Benefits of and concerns about rare earth metals.

Many scintillation materials make use of rare earth elements. Rare earth metals are desirable in radiation detection because of their high Z values and therefore excellent stopping power for gamma rays. Europium and cerium are common activators in scintillation materials. There is also interest in scintillators based on rare earth metals, and a great variety of these have been synthesized in laboratories. LBNL is currently involved in an extensive research project to evaluate lutetium-based scintillators for medical applications.

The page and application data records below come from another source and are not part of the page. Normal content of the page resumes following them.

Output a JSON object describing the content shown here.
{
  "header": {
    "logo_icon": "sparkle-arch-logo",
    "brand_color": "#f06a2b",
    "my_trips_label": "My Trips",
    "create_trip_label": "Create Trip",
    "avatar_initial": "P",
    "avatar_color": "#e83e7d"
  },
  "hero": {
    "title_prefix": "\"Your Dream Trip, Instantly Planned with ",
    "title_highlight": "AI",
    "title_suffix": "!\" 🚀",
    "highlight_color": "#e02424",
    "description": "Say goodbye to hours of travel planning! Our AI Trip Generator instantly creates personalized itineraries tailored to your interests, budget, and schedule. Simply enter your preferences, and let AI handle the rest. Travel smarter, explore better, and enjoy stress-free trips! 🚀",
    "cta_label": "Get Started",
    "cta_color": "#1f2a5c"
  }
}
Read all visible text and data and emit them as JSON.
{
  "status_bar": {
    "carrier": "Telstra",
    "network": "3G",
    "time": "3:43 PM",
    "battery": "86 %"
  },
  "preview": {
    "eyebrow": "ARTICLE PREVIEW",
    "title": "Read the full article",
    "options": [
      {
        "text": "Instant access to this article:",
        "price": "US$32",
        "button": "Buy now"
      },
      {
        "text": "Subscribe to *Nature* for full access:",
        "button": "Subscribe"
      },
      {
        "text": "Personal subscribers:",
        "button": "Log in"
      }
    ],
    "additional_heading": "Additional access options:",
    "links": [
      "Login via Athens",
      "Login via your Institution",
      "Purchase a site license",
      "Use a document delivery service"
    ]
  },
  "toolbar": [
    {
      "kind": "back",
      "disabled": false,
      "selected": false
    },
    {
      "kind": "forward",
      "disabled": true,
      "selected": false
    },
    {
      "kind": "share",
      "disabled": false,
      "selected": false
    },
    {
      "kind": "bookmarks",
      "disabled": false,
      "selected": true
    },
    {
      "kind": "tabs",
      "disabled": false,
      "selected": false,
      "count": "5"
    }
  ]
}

There are potential supply issues with rare earth metals, however, that are causing some scintillation materials suppliers to look to alternatives that do not contain lutetium or lanthanum. The National Institutes of Health is currently funding a project titled, “Lu-free Scintillators for PET.” Many rare Earth metals have been either predominantly or entirely produced in China, and Chinese export quotas have given some cause for concern. Increased mining in countries outside of China since 2013 has eased supply issues, though, and China’s agreement to end quotas is encouraging.

In the end, raw material prices might not change much. Overall, n-tech Research expects that raw materials for scintillators will be available in sufficient quantities to meet even the greatest foreseeable demand, at least in the near term. Still, long-term efforts to diversify the range of potential scintillator materials and mitigate the effect of future materials shortages may be wise.